    Mark Twain

  • iProblem

    As I sat in McDonald’s last week, in one of the seemingly rare moments I have that’s not in full-on rush mode, I noticed an old couple eating lunch—with what was presumably their grandson—at the next table down from me.

    The kid was maybe eight or nine years old, undoubtedly off from yet another day of school.

    This is where I would normally describe him in greater detail, but the only way I would have been of any help in that department was if he had committed a crime and was in a lineup.

  • Make it stop!

    OK, I’ll say it. I’m sick of this weather!

    Outlandish claim, I know. I’m sure I’m only the two-dozenth person you’ve heard declare that since the arrival of the new year, but come on, there seems to be no end to this winter.

  • To gift or not to gift?

     “Let’s not get anything for each other this Valentine’s,” Lori announced to me.  “We don’t have time to look, and besides, we need to save the money.”

    But how do I know she means it?

    A man can never be completely sure. Sometimes his Valentine’s underlying message is: “I really want to be wowed but want you to figure that out without me having to tell you because if I tell you it won’t be the surprise I’m totally expecting you to surprise me with.”

  • Best column

    I’m not much on Facebook. In fact, I’m not on Facebook but my wife Cindy is and she’s an avid follower.

    I have to admit it does come in handy for keeping up with folks.

    Sometimes it even helps you keep up with yourself.

    Take the other day for instance.

    Cindy was on the couch in the living room with her laptop and going through her Facebook page. I just had a shower and was walking in when she said, “Have you entered any writing contests lately?’

  • Rep. Kim King

    FRANKFORT – You wouldn’t buy a major product or service without knowing the cost, and the Kentucky General Assembly should ensure the same consideration for our local school districts.

    This week, House Bill 154 was inaccurately presented as a transparency bill because a last-minute committee substitute added extra training for local school officials. Committed to government transparency, I have filed or cosponsored several bills to make government more accountable, but this bill is more complex than a simple transparency measure.

  • One last prayer

    It certainly wasn’t the first time I had prayed for my friend, Don Hughes, but I was convinced it was my last.

    Our friendship was forged by prayer as he fought colon cancer. Several years ago, Gene, one of Don’s five sons, told me his dad was sick.

    “Would you please pray for him?” he asked.

    And so I went to visit Don Hughes.

     “I thank you for coming,” he said as I left his house. “You’re always welcome here.”

    And I was.

  • Talking to yourself

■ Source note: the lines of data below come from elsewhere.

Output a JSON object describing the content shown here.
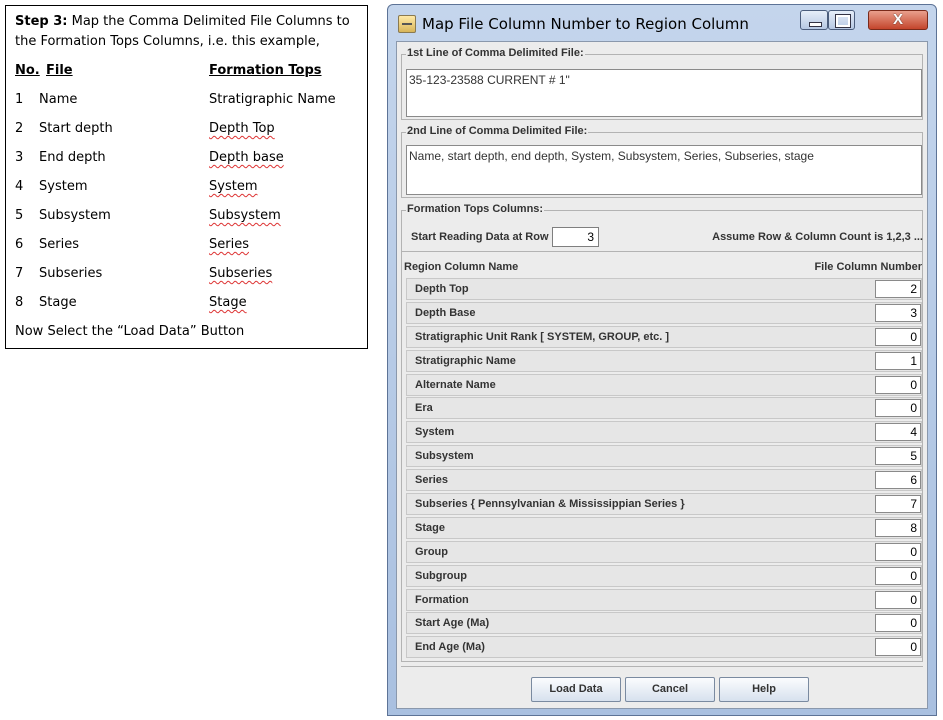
{
  "instructions": {
    "step_bold": "Step 3:",
    "step_text_1": " Map the Comma Delimited File Columns to",
    "step_text_2": "the Formation Tops Columns, i.e. this example,",
    "header_no": "No.",
    "header_file": "File",
    "header_tops": "Formation Tops",
    "rows": [
      {
        "no": "1",
        "file": "Name",
        "tops": "Stratigraphic Name"
      },
      {
        "no": "2",
        "file": "Start depth",
        "tops": "Depth Top"
      },
      {
        "no": "3",
        "file": "End depth",
        "tops": "Depth base"
      },
      {
        "no": "4",
        "file": "System",
        "tops": "System"
      },
      {
        "no": "5",
        "file": "Subsystem",
        "tops": "Subsystem"
      },
      {
        "no": "6",
        "file": "Series",
        "tops": "Series"
      },
      {
        "no": "7",
        "file": "Subseries",
        "tops": "Subseries"
      },
      {
        "no": "8",
        "file": "Stage",
        "tops": "Stage"
      }
    ],
    "footer": "Now Select the “Load Data” Button"
  },
  "window": {
    "title": "Map File Column Number to Region Column",
    "close_glyph": "X"
  },
  "first_line": {
    "legend": "1st Line of Comma Delimited File:",
    "value": "35-123-23588 CURRENT # 1\""
  },
  "second_line": {
    "legend": "2nd Line of Comma Delimited File:",
    "value": "Name, start depth, end depth, System, Subsystem, Series, Subseries, stage"
  },
  "tops": {
    "legend": "Formation Tops Columns:",
    "start_label": "Start Reading Data at Row",
    "start_value": "3",
    "assume_note": "Assume Row & Column Count is 1,2,3 ...",
    "col_name_header": "Region Column Name",
    "col_num_header": "File Column Number",
    "rows": [
      {
        "name": "Depth Top",
        "value": "2"
      },
      {
        "name": "Depth Base",
        "value": "3"
      },
      {
        "name": "Stratigraphic Unit Rank [ SYSTEM, GROUP, etc. ]",
        "value": "0"
      },
      {
        "name": "Stratigraphic Name",
        "value": "1"
      },
      {
        "name": "Alternate Name",
        "value": "0"
      },
      {
        "name": "Era",
        "value": "0"
      },
      {
        "name": "System",
        "value": "4"
      },
      {
        "name": "Subsystem",
        "value": "5"
      },
      {
        "name": "Series",
        "value": "6"
      },
      {
        "name": "Subseries { Pennsylvanian & Mississippian Series }",
        "value": "7"
      },
      {
        "name": "Stage",
        "value": "8"
      },
      {
        "name": "Group",
        "value": "0"
      },
      {
        "name": "Subgroup",
        "value": "0"
      },
      {
        "name": "Formation",
        "value": "0"
      },
      {
        "name": "Start Age (Ma)",
        "value": "0"
      },
      {
        "name": "End Age (Ma)",
        "value": "0"
      }
    ]
  },
  "buttons": {
    "load": "Load Data",
    "cancel": "Cancel",
    "help": "Help"
  }
}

    “One advantage of talking to yourself is that you know at least somebody’s listening.”
    —Franklin P. Jones (American Businessman, 1887-1929)

    I’ve always tended to talk out loud to myself when I’m writing. You know, just to see how things sound and such. As I get older, I tend to do this more and more. You may not know it but they say this is a sign of great “genius.”

    “Who says that?” you ask.

  • A most deserving recipient

    I couldn’t have been more pleased when I found out earlier this month that Bernard Smalley was going to be named Citizen of the Year by the Springfield-Washington County Chamber of Commerce. I’ve spent a little over two years working in the Washington County community, and I’d be hard-pressed to say I’ve crossed paths with a more genuine person who cared more about Washington County than Bernard.

  • Haley

    “The Christian life is not a constant high. I have my moments of deep discouragement. I have to go to God in prayer with tears in my eyes, and say, ‘O God, forgive me,’ or ‘Help me.’“
    —Billy Graham